All entries below must be given again exactly as they stand.
━━━━━━━━━━━━━━━━
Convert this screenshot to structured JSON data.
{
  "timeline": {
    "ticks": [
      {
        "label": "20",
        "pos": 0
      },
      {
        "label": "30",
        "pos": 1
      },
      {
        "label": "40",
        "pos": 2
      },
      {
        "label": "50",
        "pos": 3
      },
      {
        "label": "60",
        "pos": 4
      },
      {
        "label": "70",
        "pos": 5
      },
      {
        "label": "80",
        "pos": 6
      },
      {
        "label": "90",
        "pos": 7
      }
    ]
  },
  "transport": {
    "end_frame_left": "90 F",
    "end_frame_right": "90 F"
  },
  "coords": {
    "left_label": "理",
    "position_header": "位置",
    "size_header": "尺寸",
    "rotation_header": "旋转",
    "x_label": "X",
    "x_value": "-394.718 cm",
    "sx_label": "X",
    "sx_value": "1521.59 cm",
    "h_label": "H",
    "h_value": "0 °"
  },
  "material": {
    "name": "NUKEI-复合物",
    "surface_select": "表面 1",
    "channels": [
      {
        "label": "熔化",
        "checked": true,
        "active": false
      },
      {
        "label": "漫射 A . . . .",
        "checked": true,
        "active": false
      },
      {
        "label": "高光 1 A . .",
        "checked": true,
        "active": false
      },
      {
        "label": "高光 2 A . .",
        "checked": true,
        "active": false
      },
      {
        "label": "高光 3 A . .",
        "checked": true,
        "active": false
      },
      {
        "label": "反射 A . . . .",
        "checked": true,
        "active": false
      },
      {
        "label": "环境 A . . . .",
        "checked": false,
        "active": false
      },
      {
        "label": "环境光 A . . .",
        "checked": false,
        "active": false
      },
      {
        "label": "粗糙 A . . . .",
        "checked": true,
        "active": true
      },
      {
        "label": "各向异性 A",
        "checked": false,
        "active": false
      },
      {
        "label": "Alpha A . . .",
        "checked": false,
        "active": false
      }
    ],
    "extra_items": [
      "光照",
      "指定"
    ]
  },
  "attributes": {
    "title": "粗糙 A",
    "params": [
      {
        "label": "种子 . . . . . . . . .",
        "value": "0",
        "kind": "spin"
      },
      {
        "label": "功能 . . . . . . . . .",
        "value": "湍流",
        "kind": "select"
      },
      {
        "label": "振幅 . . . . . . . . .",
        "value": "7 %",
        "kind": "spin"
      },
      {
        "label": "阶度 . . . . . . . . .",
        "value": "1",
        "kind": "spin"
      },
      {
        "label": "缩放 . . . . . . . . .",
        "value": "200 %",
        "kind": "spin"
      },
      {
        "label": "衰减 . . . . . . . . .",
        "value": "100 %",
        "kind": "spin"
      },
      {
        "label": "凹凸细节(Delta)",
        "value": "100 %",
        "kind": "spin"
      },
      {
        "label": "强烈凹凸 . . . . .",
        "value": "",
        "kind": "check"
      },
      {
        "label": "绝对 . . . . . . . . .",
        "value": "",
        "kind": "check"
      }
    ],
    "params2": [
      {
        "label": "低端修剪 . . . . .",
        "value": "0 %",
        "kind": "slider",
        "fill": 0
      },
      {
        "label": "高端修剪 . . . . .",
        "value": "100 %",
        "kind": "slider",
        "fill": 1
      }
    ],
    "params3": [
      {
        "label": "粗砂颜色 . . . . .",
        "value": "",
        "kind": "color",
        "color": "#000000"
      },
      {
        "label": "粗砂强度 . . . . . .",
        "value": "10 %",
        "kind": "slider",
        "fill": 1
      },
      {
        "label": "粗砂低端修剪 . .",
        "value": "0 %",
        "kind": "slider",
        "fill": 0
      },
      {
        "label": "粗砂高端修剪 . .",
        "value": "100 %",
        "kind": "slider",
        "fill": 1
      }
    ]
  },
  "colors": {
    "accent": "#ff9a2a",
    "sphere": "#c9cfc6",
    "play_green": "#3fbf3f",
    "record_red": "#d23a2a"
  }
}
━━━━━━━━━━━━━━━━
▶ **SOLUTION FOR THIS TASK**
Convert this screenshot to structured JSON data.
{
  "timeline": {
    "ticks": [
      {
        "label": "20",
        "pos": 0
      },
      {
        "label": "30",
        "pos": 1
      },
      {
        "label": "40",
        "pos": 2
      },
      {
        "label": "50",
        "pos": 3
      },
      {
        "label": "60",
        "pos": 4
      },
      {
        "label": "70",
        "pos": 5
      },
      {
        "label": "80",
        "pos": 6
      },
      {
        "label": "90",
        "pos": 7
      }
    ]
  },
  "transport": {
    "end_frame_left": "90 F",
    "end_frame_right": "90 F"
  },
  "coords": {
    "left_label": "理",
    "position_header": "位置",
    "size_header": "尺寸",
    "rotation_header": "旋转",
    "x_label": "X",
    "x_value": "-394.718 cm",
    "sx_label": "X",
    "sx_value": "1521.59 cm",
    "h_label": "H",
    "h_value": "0 °"
  },
  "material": {
    "name": "NUKEI-复合物",
    "surface_select": "表面 1",
    "channels": [
      {
        "label": "熔化",
        "checked": true,
        "active": false
      },
      {
        "label": "漫射 A . . . .",
        "checked": true,
        "active": false
      },
      {
        "label": "高光 1 A . .",
        "checked": true,
        "active": false
      },
      {
        "label": "高光 2 A . .",
        "checked": true,
        "active": false
      },
      {
        "label": "高光 3 A . .",
        "checked": true,
        "active": false
      },
      {
        "label": "反射 A . . . .",
        "checked": true,
        "active": false
      },
      {
        "label": "环境 A . . . .",
        "checked": false,
        "active": false
      },
      {
        "label": "环境光 A . . .",
        "checked": false,
        "active": false
      },
      {
        "label": "粗糙 A . . . .",
        "checked": true,
        "active": true
      },
      {
        "label": "各向异性 A",
        "checked": false,
        "active": false
      },
      {
        "label": "Alpha A . . .",
        "checked": false,
        "active": false
      }
    ],
    "extra_items": [
      "光照",
      "指定"
    ]
  },
  "attributes": {
    "title": "粗糙 A",
    "params": [
      {
        "label": "种子 . . . . . . . . .",
        "value": "0",
        "kind": "spin"
      },
      {
        "label": "功能 . . . . . . . . .",
        "value": "湍流",
        "kind": "select"
      },
      {
        "label": "振幅 . . . . . . . . .",
        "value": "7 %",
        "kind": "spin"
      },
      {
        "label": "阶度 . . . . . . . . .",
        "value": "1",
        "kind": "spin"
      },
      {
        "label": "缩放 . . . . . . . . .",
        "value": "200 %",
        "kind": "spin"
      },
      {
        "label": "衰减 . . . . . . . . .",
        "value": "100 %",
        "kind": "spin"
      },
      {
        "label": "凹凸细节(Delta)",
        "value": "100 %",
        "kind": "spin"
      },
      {
        "label": "强烈凹凸 . . . . .",
        "value": "",
        "kind": "check"
      },
      {
        "label": "绝对 . . . . . . . . .",
        "value": "",
        "kind": "check"
      }
    ],
    "params2": [
      {
        "label": "低端修剪 . . . . .",
        "value": "0 %",
        "kind": "slider",
        "fill": 0
      },
      {
        "label": "高端修剪 . . . . .",
        "value": "100 %",
        "kind": "slider",
        "fill": 1
      }
    ],
    "params3": [
      {
        "label": "粗砂颜色 . . . . .",
        "value": "",
        "kind": "color",
        "color": "#000000"
      },
      {
        "label": "粗砂强度 . . . . . .",
        "value": "10 %",
        "kind": "slider",
        "fill": 1
      },
      {
        "label": "粗砂低端修剪 . .",
        "value": "0 %",
        "kind": "slider",
        "fill": 0
      },
      {
        "label": "粗砂高端修剪 . .",
        "value": "100 %",
        "kind": "slider",
        "fill": 1
      }
    ]
  },
  "colors": {
    "accent": "#ff9a2a",
    "sphere": "#c9cfc6",
    "play_green": "#3fbf3f",
    "record_red": "#d23a2a"
  }
}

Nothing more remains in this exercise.